After all, they say, rats leave a sinking ship. I cherry-picked each and every member of my team from power and “otherwise lucrative” positions, owing to their personal integrity. No corruption is allowed and if you are interested, you would be working for a mission called Hyderabad Metro Rail. Not one of them had left the organization in spite of crisis. All of them are part of today’s success story.
Was there pressure from political administration?
I belong to Indian Railway Accounts Services (IRAS). It was Chief Minister Mr N Chandrababu Naidu who had brought me to the State on deputation and made me Director-Finance of Electricity department as part of implementing reforms. Later, he entrusted me the job of Project Director of Multi Modal Transit System (MMTS) which is a big hit with people now.
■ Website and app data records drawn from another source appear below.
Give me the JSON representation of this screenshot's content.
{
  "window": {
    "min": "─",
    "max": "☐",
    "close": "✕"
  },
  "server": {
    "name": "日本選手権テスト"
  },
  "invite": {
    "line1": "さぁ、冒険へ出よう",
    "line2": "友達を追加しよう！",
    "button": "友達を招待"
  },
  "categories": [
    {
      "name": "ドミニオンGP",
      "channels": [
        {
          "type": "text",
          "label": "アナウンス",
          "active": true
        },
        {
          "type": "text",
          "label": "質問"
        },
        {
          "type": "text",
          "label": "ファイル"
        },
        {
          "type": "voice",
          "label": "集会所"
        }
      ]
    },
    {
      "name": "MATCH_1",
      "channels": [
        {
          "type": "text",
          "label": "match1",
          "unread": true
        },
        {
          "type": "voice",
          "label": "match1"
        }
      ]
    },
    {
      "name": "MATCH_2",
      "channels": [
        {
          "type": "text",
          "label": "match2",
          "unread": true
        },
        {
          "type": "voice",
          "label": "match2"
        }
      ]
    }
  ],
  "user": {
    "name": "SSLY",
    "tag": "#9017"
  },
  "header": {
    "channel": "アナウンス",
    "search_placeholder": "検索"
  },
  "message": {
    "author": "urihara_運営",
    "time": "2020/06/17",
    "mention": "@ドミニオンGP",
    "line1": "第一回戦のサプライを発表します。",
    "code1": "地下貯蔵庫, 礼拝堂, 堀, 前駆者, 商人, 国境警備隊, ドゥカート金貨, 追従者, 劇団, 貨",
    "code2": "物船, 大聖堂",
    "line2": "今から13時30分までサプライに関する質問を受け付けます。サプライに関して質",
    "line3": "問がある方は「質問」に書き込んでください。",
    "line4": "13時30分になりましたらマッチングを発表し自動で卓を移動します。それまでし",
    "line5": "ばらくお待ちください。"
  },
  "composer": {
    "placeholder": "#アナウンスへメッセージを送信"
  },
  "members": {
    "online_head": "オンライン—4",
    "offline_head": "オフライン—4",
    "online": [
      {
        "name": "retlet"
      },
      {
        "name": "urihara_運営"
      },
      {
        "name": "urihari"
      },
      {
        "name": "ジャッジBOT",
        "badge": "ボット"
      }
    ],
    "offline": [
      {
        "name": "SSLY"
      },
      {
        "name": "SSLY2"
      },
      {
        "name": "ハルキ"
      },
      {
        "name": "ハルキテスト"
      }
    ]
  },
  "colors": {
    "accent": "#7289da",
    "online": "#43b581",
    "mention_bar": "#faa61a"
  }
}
After the Congress government was elected to power, several people went to Dr Rajasekhara Reddy and complained against me alleging that I was politically leaned towards the TDP, in a bid to drive me out. It didn’t cut much ice with him. I was made the Additional Commissioner of Municipal Corporation of Hyderabad. Later, MD of HMRL. Dr YSR Reddy’s death was a devastation to me personally and to the project too.
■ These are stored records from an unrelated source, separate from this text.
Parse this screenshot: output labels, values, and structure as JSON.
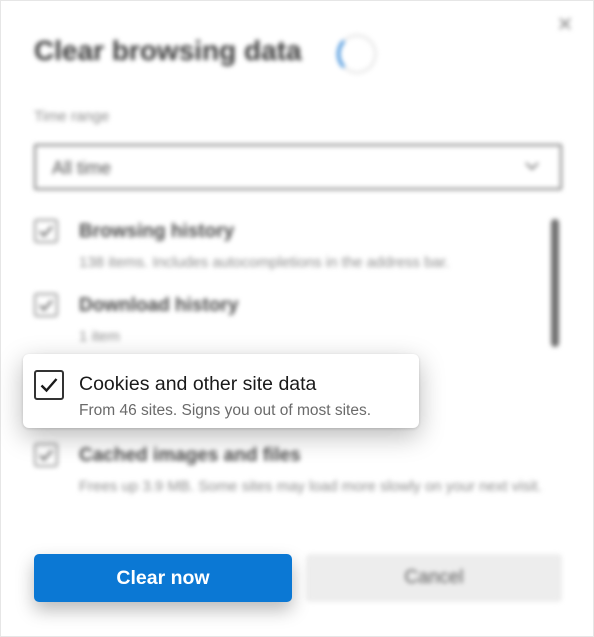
{
  "dialog": {
    "title": "Clear browsing data",
    "close_glyph": "✕",
    "time_range": {
      "label": "Time range",
      "value": "All time"
    },
    "items": [
      {
        "title": "Browsing history",
        "description": "138 items. Includes autocompletions in the address bar.",
        "checked": true
      },
      {
        "title": "Download history",
        "description": "1 item",
        "checked": true
      },
      {
        "title": "Cookies and other site data",
        "description": "From 46 sites. Signs you out of most sites.",
        "checked": true
      },
      {
        "title": "Cached images and files",
        "description": "Frees up 3.9 MB. Some sites may load more slowly on your next visit.",
        "checked": true
      }
    ],
    "buttons": {
      "clear_label": "Clear now",
      "cancel_label": "Cancel"
    },
    "colors": {
      "accent": "#0b78d4",
      "spinner": "#2f86d8"
    }
  }
}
Telangana agitation became intense and then Chief Minister K Rosaiah was only busy handling it. He wasn’t very keen on the project. He used to ask whether Hyderabad required a metro rail at all. However, it was during his time, that the concession agreement with L&T was signed after putting off the bid process by six times. Dr Ahluwali and the Centre came in as a big support. Then Mr N Kirankumar Reddy became the Chief Minister who had encouraged me to get the project works commenced, even as the city was burning with agitations.
Once the L&T launched the erection of pillars for elevated track, several objections, court cases and agitations demanding stoppage of the entire metro rail plan rattled the project. In fact, close to 200 court cases were filed, of which we won 190 and some are still pending disposal. We have ensured that land acquisition, alignments and routes were designed to perfection.
How was the journey with the Telangana Rashtra Samithi (TRS) Government?
It’s with them at the helm the project began to move on a fast track. Soon after the elections, the State was separated and Mr K Chandrasekhar Rao was elected the Chief Minister. Again, my detractors and motor mouths became busy to get me out of the position, especially because I don’t belong to the State. But Mr Rao, who was very quick in coming to grips with the administration after leading his party from the path of agitation into governance, understood the nuances and instructed me to continue doing my work. The project began moving on a faster pace, but came to a standstill due to some objections on alignment. After Mr KT Rama Rao became the Minister for Municipal Administration, the metro rail project was accelerated.
Even though the first and second stretches were ready quite a few months ago, the Chief Minister KCR insisted that we should throw it open to public once we were done with last mile connectivity in this stretch. We realized his wish and the Hyderabad Metro Rail will run a distance of 30 km covering 24 stations with a train having with three coaches every 15 minutes; and every three minutes during peak hours. In this 30-km stretch, the HMRL would transport 60,000 to 75,000 passengers every hour and 10-15 lakh passengers every day. App-supported bicycles, modern amenities, shopping at stations, feeder buses and electric vehicles into nearby colonies for the benefit of commuters are going to change the streetscape of the city.
We will complete the phase I connecting the three lines in close to 70 km between Miyapur to LB Nagar; Jubilee Bus Station to Mahatma Gandhi Bus Station; and Nagole to Raidurg with 66 stations to cart 30 lakh passengers a day at 1,80,000 travelers an hour by November 2018. Then we will take up the other phases.